    You have to realize that science is not perfect. I cannot say the same for god because I do not have enough information on it and I do not know for certain if it does "exist." I will stray away from

    Science is defined as this: "(Noun) The intellectual and practical activity encompassing the systematic study of the structure and behavior of the physical and natural..."

    Science and religion, at the very core, are one and the same; they are systems of beliefs that attempt to explain everything.

    Those that study and work in the scientific community seek the truth of everything. Everything includes evolution, the big bang, gravity, and yes, where we came from. You see, scientists are attempting to explain our very existence. Knowledge is not innate; we can only painfully observe, test, confirm or reject hypotheses, and in the end edit our way of thinking.
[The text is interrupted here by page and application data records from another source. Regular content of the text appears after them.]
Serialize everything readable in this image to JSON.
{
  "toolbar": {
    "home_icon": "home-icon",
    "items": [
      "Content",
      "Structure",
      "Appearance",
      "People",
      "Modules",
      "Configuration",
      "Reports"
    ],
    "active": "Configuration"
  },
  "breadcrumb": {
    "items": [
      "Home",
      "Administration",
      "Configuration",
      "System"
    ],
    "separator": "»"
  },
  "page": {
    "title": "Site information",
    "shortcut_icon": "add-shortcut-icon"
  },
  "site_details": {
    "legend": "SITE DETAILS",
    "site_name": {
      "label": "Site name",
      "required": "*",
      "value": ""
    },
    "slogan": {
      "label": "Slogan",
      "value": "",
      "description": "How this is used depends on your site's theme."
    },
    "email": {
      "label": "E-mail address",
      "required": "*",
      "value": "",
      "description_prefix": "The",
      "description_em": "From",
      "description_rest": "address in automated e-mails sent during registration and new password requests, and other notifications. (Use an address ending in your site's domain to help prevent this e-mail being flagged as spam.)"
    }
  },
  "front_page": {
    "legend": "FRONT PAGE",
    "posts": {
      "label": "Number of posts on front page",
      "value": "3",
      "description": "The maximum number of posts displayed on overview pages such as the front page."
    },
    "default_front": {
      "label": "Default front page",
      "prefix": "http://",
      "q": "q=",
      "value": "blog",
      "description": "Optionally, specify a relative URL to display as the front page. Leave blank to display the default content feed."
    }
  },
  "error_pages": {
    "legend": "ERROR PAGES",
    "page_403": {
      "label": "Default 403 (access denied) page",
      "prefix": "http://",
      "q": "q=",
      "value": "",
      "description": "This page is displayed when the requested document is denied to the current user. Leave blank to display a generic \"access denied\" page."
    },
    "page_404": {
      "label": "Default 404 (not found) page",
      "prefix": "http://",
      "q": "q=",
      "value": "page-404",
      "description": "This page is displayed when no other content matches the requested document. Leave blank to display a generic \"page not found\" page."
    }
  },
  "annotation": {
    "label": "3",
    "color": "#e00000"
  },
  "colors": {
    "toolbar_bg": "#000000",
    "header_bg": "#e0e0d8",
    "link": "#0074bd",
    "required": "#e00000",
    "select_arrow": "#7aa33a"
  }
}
The Theory of Gravity and the Theory of Evolution are therefore not "nonsense." While you can say that "evolution is just a theory," you cannot easily disprove it, because theories are backed up with mountains of information. Yes. Theories can be wrong, and scientists are actively trying to correct it to become more perfect (closer to the absolute truth).

    From the American Association for the Advancement of Science:

    A scientific theory is a well-substantiated explanation of some aspect of the natural world, based on a body of facts that have been repeatedly confirmed through observation and experiment. Such fact-supported theories are not "guesses" but reliable accounts of the real world. The theory of biological evolution is more than "just a theory." It is as factual an explanation of the universe as the atomic theory of matter or the germ theory of disease. Our understanding of gravity is still a work in progress. But the phenomenon of gravity, like evolution, is an accepted fact.

    Those who reject evolution are labeled in my eyes as ignorant.

    The United States National Academy of Sciences states that

    "Many scientific theories are so well established that no new evidence is likely to alter them substantially. For example, no new evidence will demonstrate that the Earth does not orbit around the sun (heliocentric theory), or that living things are not made of cells (cell theory), that matter is not composed of atoms, or that the surface of the Earth is not divided into solid plates that have moved over geological timescales (the theory of plate tectonics)...One of the most useful properties of scientific theories is that they can be used to make predictions about natural events or phenomena that have not yet been observed."

    Therefore, my argument is that you should consider evolution as a calibrated fact.

    Even things we take for granted as facts are still not determined to be perfectly known.

    Read @Gargron's thread for an example of why constants are changing: thecolorless.net/posts/show/45331

    EDIT: Picture time!

    http://i.imgur.com/PHAl3.png